I miss Stuart. I did miss Stuart, while he was alive and we were in different parts of the country, but I kind of thought I'd see him again on one of my trips back south. Our communication over the years since I left JMU was brief and sporadic but it meant a lot to me. He was an incredibly generous and gracious instructor, mentor and friend. He treated his students with respect, while he challenged us, and he was unfailingly supportive of our endeavors. Above all, he was kind. I adored his Open Studio class. It changed the way I looked at art and writing and collaboration. He treated me as a peer. He treated us all as peers. From Stuart, I learned what it means to be an artist – it means you have to acknowledge the art of others, you have to praise it, and you have to do this genuinely, with love for both the art and the artist and without ego. I don’t always meet that criteria, but I strive to meet it, and I try to share that message with my students and model for them, as he modeled for me – so sweetly, so effortlessly – what it means to be a lover of words and ephemera, of noise and of silence, and of all the things that may not seem beautiful at first, but with time and patience, are undeniably beautiful. I’m so sad he’s gone, but I’m glad so many people miss him. I hope that makes sense.

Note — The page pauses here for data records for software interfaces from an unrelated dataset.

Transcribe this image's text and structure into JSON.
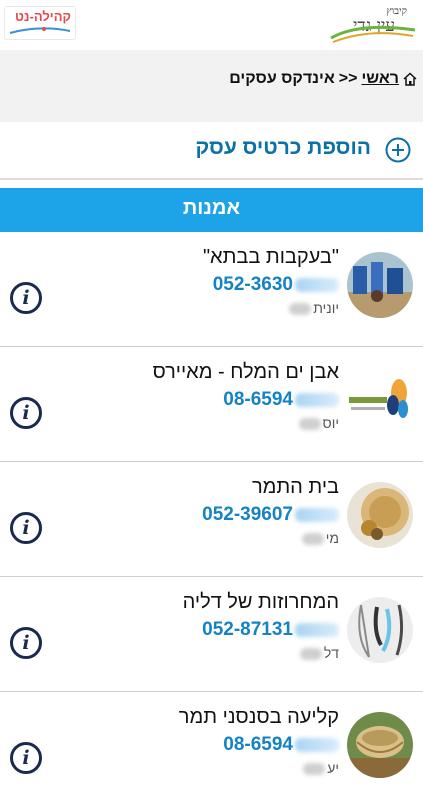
{
  "header": {
    "kibbutz_logo_small": "קיבוץ",
    "kibbutz_logo_name": "עין גדי",
    "community_logo": "קהילה-נט"
  },
  "breadcrumb": {
    "home": "ראשי",
    "separator": ">>",
    "current": "אינדקס עסקים"
  },
  "add_card": {
    "label": "הוספת כרטיס עסק"
  },
  "category": {
    "title": "אמנות"
  },
  "items": [
    {
      "name": "\"בעקבות בבתא\"",
      "phone": "052-3630",
      "contact": "יונית"
    },
    {
      "name": "אבן ים המלח - מאיירס",
      "phone": "08-6594",
      "contact": "יוס"
    },
    {
      "name": "בית התמר",
      "phone": "052-39607",
      "contact": "מי"
    },
    {
      "name": "המחרוזות של דליה",
      "phone": "052-87131",
      "contact": "דל"
    },
    {
      "name": "קליעה בסנסני תמר",
      "phone": "08-6594",
      "contact": "יע"
    }
  ],
  "info_icon_glyph": "i",
  "colors": {
    "accent": "#1da3e8",
    "link": "#0b71a6",
    "phone": "#1582c4",
    "info": "#1a2a4f"
  }
}
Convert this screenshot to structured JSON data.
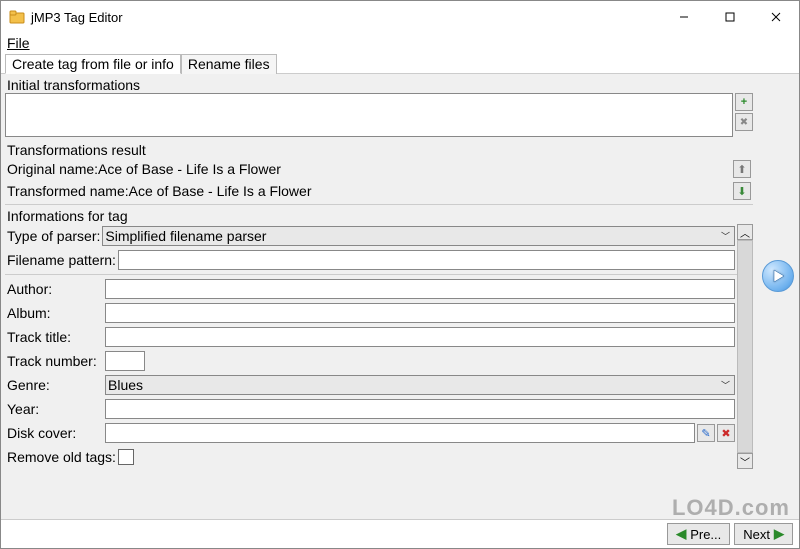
{
  "window": {
    "title": "jMP3 Tag Editor"
  },
  "menu": {
    "file": "File"
  },
  "tabs": {
    "create": "Create tag from file or info",
    "rename": "Rename files"
  },
  "transforms": {
    "initial_label": "Initial transformations",
    "result_label": "Transformations result",
    "original_label": "Original name:",
    "original_value": "Ace of Base - Life Is a Flower",
    "transformed_label": "Transformed name:",
    "transformed_value": "Ace of Base - Life Is a Flower"
  },
  "tag_info": {
    "section_label": "Informations for tag",
    "parser_label": "Type of parser:",
    "parser_value": "Simplified filename parser",
    "pattern_label": "Filename pattern:",
    "author_label": "Author:",
    "album_label": "Album:",
    "title_label": "Track title:",
    "number_label": "Track number:",
    "genre_label": "Genre:",
    "genre_value": "Blues",
    "year_label": "Year:",
    "cover_label": "Disk cover:",
    "remove_label": "Remove old tags:"
  },
  "buttons": {
    "prev": "Pre...",
    "next": "Next"
  },
  "icons": {
    "add": "+",
    "remove": "✖",
    "up": "⬆",
    "down": "⬇",
    "edit": "✎",
    "delete": "✖"
  },
  "watermark": "LO4D.com"
}
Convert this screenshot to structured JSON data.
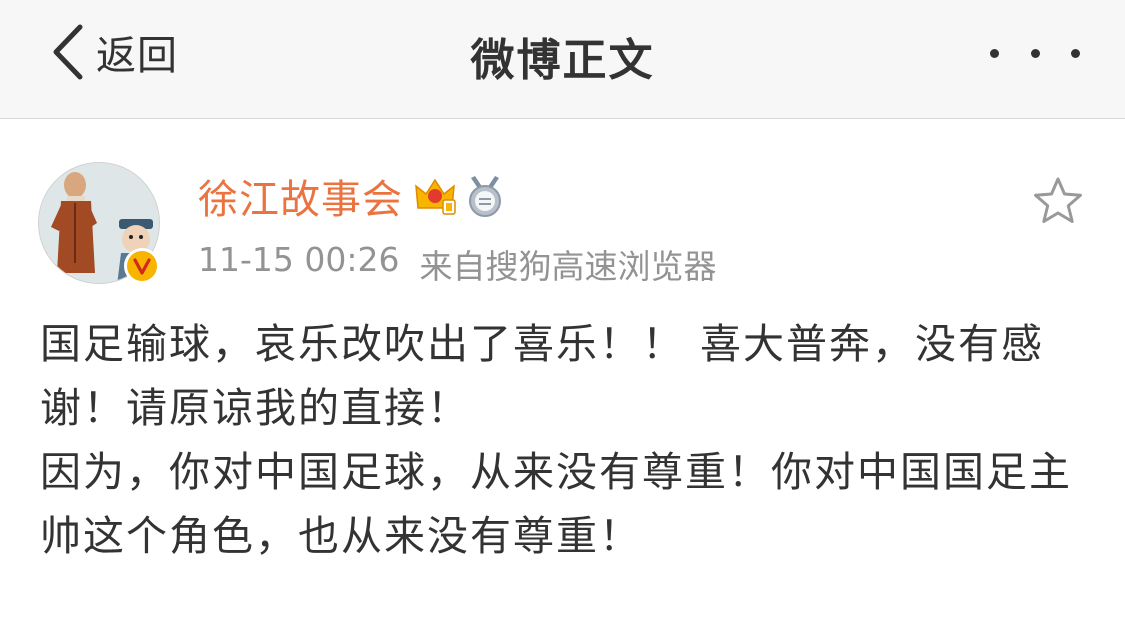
{
  "nav": {
    "back_label": "返回",
    "title": "微博正文"
  },
  "post": {
    "username": "徐江故事会",
    "time": "11-15 00:26",
    "source": "来自搜狗高速浏览器",
    "paragraphs": [
      "国足输球，哀乐改吹出了喜乐！！ 喜大普奔，没有感谢！请原谅我的直接！",
      "因为，你对中国足球，从来没有尊重！你对中国国足主帅这个角色，也从来没有尊重！"
    ]
  },
  "icons": {
    "back": "chevron-left-icon",
    "more": "more-dots-icon",
    "verified": "verified-v-badge-icon",
    "crown": "vip-crown-icon",
    "medal": "answer-medal-icon",
    "favorite": "star-outline-icon"
  },
  "colors": {
    "username": "#eb7340",
    "meta": "#939393",
    "text": "#333333",
    "navbar_bg": "#f7f7f7",
    "badge": "#f7b500"
  }
}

This poem by Jean Valentine, written for her friend Adrienne Rich, appeared in my inbox this morning. It seemed appropriate to post it here, with these words about Stuart.